[Element data from apps and pages]
================================
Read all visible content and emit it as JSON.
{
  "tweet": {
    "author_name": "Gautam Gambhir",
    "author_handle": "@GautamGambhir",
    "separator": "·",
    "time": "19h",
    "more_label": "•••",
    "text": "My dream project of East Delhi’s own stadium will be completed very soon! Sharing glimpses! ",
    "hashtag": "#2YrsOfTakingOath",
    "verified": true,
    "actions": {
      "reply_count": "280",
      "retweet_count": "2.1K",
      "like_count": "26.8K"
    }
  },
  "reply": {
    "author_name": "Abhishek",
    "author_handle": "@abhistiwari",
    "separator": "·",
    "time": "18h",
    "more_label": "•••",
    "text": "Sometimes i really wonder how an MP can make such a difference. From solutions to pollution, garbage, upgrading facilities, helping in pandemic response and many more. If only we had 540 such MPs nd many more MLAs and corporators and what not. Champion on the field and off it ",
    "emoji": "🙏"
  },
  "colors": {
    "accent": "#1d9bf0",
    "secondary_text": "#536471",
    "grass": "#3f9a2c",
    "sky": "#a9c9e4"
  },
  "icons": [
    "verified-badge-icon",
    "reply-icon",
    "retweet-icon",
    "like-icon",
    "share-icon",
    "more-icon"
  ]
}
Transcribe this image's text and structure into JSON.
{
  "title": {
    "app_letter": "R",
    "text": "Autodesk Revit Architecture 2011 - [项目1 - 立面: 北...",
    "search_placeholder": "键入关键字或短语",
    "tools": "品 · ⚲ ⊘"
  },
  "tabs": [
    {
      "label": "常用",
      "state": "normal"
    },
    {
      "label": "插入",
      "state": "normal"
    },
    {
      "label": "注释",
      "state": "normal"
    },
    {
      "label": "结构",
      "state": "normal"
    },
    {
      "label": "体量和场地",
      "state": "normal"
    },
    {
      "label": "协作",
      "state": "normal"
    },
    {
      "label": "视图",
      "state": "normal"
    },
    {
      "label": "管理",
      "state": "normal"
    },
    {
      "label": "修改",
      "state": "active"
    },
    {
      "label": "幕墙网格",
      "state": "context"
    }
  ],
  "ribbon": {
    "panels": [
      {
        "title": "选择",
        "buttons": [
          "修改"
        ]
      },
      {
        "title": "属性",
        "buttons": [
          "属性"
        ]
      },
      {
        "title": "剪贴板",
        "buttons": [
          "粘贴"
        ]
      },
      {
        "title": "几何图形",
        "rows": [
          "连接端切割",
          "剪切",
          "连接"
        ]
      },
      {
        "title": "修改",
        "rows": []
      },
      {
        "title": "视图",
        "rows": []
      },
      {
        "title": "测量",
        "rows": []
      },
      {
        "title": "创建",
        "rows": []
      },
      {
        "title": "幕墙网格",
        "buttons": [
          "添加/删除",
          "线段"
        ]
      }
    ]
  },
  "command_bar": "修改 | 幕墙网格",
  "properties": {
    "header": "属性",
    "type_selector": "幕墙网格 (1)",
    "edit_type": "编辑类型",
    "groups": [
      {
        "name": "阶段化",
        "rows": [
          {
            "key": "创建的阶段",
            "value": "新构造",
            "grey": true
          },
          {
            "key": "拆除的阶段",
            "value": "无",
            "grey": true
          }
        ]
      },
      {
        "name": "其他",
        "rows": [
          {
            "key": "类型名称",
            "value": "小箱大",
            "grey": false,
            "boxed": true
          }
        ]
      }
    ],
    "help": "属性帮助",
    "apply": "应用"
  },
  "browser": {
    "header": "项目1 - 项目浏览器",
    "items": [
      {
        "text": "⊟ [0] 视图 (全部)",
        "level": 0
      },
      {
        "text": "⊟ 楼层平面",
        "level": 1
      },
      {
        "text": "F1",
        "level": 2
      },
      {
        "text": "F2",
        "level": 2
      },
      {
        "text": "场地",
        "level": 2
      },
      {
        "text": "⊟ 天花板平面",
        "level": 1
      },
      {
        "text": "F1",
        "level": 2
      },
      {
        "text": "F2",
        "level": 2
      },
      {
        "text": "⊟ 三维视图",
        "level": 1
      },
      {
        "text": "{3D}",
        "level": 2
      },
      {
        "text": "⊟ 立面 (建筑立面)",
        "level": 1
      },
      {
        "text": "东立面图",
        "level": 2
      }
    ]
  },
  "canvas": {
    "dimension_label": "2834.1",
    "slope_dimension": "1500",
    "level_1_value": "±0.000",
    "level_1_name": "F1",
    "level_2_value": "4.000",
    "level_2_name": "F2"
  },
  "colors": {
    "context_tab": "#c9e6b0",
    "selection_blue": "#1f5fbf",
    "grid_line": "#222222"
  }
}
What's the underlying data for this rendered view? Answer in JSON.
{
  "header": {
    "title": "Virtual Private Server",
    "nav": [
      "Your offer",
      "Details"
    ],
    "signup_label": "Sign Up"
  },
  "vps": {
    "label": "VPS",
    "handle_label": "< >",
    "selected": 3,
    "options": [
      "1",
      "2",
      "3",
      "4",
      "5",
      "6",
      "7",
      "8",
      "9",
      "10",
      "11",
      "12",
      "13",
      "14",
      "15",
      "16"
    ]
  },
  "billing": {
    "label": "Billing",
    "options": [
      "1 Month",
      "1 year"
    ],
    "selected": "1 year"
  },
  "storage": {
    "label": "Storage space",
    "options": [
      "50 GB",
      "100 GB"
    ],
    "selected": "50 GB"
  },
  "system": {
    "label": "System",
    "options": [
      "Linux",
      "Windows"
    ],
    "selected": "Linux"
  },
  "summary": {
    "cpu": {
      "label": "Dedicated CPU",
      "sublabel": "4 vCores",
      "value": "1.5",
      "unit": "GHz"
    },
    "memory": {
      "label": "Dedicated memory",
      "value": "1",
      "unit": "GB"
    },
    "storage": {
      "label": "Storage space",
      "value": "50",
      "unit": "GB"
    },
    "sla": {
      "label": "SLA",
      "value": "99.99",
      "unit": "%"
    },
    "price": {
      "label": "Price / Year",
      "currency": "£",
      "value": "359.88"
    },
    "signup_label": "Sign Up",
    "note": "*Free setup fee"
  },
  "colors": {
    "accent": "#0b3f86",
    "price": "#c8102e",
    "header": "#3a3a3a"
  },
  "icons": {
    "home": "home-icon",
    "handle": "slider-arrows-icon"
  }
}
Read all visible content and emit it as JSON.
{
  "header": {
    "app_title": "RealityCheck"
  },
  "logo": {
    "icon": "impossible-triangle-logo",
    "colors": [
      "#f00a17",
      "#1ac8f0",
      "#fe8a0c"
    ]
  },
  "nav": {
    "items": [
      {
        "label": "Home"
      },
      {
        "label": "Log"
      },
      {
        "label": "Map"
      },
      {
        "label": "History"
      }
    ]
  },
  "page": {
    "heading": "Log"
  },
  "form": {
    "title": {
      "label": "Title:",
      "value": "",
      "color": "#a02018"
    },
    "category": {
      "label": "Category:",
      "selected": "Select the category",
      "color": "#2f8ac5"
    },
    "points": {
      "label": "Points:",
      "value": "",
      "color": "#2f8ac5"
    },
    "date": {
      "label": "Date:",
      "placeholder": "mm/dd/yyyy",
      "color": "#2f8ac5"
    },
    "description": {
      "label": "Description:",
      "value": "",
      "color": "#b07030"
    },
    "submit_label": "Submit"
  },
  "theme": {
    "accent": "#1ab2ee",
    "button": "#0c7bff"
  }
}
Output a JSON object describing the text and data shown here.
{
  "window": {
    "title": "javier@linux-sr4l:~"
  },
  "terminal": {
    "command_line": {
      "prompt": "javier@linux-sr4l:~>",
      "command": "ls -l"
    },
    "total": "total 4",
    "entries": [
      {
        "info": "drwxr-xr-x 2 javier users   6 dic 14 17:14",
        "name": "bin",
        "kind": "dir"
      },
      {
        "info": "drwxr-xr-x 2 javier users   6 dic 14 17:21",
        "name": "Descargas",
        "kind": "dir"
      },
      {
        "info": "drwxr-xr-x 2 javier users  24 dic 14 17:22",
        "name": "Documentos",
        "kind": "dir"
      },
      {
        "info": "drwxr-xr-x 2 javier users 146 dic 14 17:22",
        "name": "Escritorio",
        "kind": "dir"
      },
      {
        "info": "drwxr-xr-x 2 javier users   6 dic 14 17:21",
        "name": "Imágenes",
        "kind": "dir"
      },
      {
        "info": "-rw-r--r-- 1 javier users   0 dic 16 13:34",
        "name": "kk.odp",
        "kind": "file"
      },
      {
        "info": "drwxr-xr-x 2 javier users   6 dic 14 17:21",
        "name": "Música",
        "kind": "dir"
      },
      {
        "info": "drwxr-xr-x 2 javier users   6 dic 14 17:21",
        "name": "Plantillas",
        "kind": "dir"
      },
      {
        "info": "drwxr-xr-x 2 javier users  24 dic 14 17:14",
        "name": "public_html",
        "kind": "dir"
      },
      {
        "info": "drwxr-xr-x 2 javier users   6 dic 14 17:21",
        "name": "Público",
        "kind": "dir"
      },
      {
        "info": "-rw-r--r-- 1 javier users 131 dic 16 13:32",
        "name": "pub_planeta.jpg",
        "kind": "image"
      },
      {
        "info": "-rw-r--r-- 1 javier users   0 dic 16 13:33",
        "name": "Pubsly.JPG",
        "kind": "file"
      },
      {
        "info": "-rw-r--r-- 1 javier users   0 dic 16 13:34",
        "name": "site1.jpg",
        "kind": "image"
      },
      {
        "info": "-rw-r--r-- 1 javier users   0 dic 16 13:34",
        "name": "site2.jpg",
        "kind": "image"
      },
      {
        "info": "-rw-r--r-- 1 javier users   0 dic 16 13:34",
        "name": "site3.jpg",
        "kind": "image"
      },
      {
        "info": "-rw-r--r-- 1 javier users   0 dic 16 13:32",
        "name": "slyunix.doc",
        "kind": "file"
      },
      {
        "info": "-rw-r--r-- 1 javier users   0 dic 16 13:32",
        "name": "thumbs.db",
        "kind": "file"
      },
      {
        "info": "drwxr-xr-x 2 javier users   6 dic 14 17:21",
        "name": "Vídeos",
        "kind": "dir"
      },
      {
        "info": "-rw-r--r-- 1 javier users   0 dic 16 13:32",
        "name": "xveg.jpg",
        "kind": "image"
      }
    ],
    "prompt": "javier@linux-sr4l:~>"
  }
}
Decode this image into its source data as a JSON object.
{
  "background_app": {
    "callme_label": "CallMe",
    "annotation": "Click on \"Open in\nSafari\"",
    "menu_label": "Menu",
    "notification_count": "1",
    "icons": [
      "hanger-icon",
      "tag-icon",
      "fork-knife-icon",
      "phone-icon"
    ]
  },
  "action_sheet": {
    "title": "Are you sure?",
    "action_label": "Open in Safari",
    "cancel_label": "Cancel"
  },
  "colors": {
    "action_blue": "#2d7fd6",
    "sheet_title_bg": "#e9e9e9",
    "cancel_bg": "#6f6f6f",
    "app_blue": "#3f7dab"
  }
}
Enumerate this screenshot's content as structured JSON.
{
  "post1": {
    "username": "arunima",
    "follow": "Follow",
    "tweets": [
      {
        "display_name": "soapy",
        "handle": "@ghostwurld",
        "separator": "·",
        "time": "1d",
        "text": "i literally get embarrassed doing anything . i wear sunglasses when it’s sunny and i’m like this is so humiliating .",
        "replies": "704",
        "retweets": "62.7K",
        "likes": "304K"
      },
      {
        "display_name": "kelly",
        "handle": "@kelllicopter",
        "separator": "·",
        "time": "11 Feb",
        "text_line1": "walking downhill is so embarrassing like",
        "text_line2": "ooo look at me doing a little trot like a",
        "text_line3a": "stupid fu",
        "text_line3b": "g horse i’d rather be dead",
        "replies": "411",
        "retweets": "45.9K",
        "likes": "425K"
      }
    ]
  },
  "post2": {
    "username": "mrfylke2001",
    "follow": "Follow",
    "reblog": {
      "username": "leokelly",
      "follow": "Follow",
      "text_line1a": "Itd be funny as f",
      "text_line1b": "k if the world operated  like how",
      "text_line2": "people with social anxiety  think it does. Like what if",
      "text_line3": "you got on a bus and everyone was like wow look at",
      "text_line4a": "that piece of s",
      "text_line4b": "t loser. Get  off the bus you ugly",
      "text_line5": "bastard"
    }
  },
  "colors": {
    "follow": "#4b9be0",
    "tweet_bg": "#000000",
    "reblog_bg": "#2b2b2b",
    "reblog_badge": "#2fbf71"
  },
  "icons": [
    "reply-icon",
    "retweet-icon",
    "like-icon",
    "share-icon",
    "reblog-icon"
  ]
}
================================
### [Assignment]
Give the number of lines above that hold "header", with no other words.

### [Response box]
5